The History of Fair Housing

Celebrating 55 Years of Fair Housing

This month, we celebrate the 55th anniversary of the Fair Housing Act. For much of American history, discriminatory housing practices were widely accepted and even part of the law in some states. Through the tireless efforts of many advocacy groups over decades, those practices were made illegal on April 11, 1968.


What is the Fair Housing Act?

The landmark civil rights law signed by President Lyndon B. Johnson outlawed discrimination in housing transactions. The Fair Housing Act made it unlawful to discriminate in housing due to race, color, national origin, religion, sex, disability, and family status. A 2017 court ruling added sexual orientation and gender identity to protected classes under the Fair Housing Act of 1968.


Why is the Fair Housing Act important?

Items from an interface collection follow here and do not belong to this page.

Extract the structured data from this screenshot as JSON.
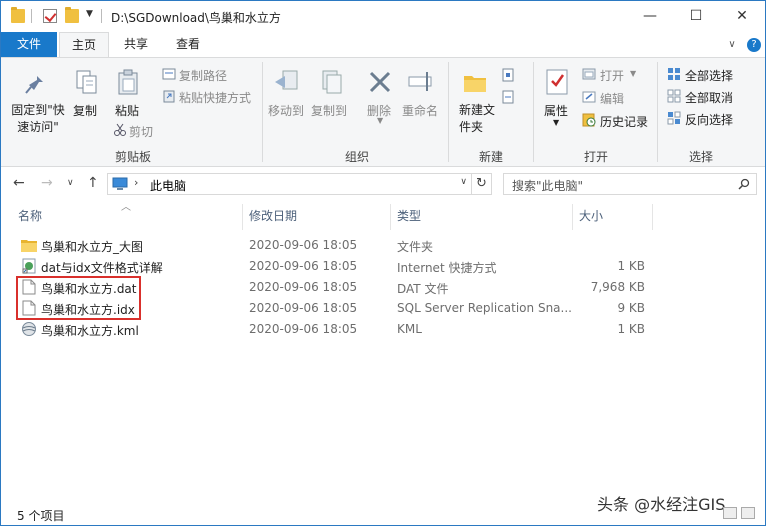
{
  "window": {
    "title": "D:\\SGDownload\\鸟巢和水立方"
  },
  "window_controls": {
    "minimize": "—",
    "maximize": "☐",
    "close": "✕"
  },
  "tabs": {
    "file": "文件",
    "home": "主页",
    "share": "共享",
    "view": "查看"
  },
  "ribbon": {
    "clipboard": {
      "pin": "固定到\"快速访问\"",
      "copy": "复制",
      "paste": "粘贴",
      "copy_path": "复制路径",
      "paste_shortcut": "粘贴快捷方式",
      "cut": "剪切",
      "label": "剪贴板"
    },
    "organize": {
      "move_to": "移动到",
      "copy_to": "复制到",
      "delete": "删除",
      "rename": "重命名",
      "label": "组织"
    },
    "new": {
      "new_folder": "新建文件夹",
      "label": "新建"
    },
    "open": {
      "properties": "属性",
      "open": "打开",
      "edit": "编辑",
      "history": "历史记录",
      "label": "打开"
    },
    "select": {
      "select_all": "全部选择",
      "select_none": "全部取消",
      "invert": "反向选择",
      "label": "选择"
    }
  },
  "address": {
    "path": "此电脑",
    "search_placeholder": "搜索\"此电脑\""
  },
  "columns": {
    "name": "名称",
    "date": "修改日期",
    "type": "类型",
    "size": "大小"
  },
  "files": [
    {
      "icon": "folder-icon",
      "name": "鸟巢和水立方_大图",
      "date": "2020-09-06 18:05",
      "type": "文件夹",
      "size": ""
    },
    {
      "icon": "internet-shortcut-icon",
      "name": "dat与idx文件格式详解",
      "date": "2020-09-06 18:05",
      "type": "Internet 快捷方式",
      "size": "1 KB"
    },
    {
      "icon": "file-icon",
      "name": "鸟巢和水立方.dat",
      "date": "2020-09-06 18:05",
      "type": "DAT 文件",
      "size": "7,968 KB"
    },
    {
      "icon": "file-icon",
      "name": "鸟巢和水立方.idx",
      "date": "2020-09-06 18:05",
      "type": "SQL Server Replication Sna...",
      "size": "9 KB"
    },
    {
      "icon": "kml-icon",
      "name": "鸟巢和水立方.kml",
      "date": "2020-09-06 18:05",
      "type": "KML",
      "size": "1 KB"
    }
  ],
  "status": {
    "count": "5 个项目"
  },
  "watermark": "头条 @水经注GIS",
  "colors": {
    "accent": "#1979ca",
    "highlight": "#d9302c",
    "folder": "#f0c040"
  }
}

Before the law was signed, renting or buying property was difficult for many people of color. Homeowners’ organizations worked with realtors and local governments to keep communities segregated. Supreme Court decisions made it illegal to exclude African Americans and other minorities from living in certain areas. But still, those practices occurred in the late 1960s, and any who challenged them were met with resistance and even violence.


Many African American and Hispanic men fought and died in the Vietnam War. Their families at home struggled to obtain homes due to their race. Additionally, the GI Bill, which in part guaranteed returning military service members a mortgage, was structured to deny African Americans and other minorities the ability to access those supports.


How did it become law?

For two years, Congress considered passing the bill but failed to get enough votes each time. During one of the debates, Senator Edward Brooke of Massachusetts, the first African American Senator elected by popular vote, fair housing advocate, and co-sponsor of the bill, told his own story. He shared how he returned from fighting in World War II and struggled to find housing for his family due to his race.


Dr. Martin Luther King, Jr. was assassinated on April 4, 1968, and it was then that President Johnson was able to get enough support to pass the bill in Congress. It was signed into law one week after Dr. King’s death. Johnson said at the time that “fair housing for all—all human beings who live in this country—is now a part of the American way of life.” 


What housing is covered by fair housing laws?

Fair housing laws cover most housing, including apartments, single-family homes, condominiums, and manufactured homes.


 Which housing providers are subject to fair housing laws?

• Real estate operators, brokers, and agents

• Multiple listing services/real estate-related organizations

• Builders, contractors, and developers

• Owners of building lots

• Condominium associations

• Homeowners advertising and selling their homes

• Savings & Loans associations, banks, mortgage brokers, other financial institutions, and appraisers

• Owners of investment properties

• Rental managers/leasing agents

• Advertising media, advertising agencies, and marketing companies

• Insurance companies that sell homeowners or renters insurance


Where can you find local fair housing resources?

Examples of Housing Discrimination

Fair Housing and Related Laws

File a Complaint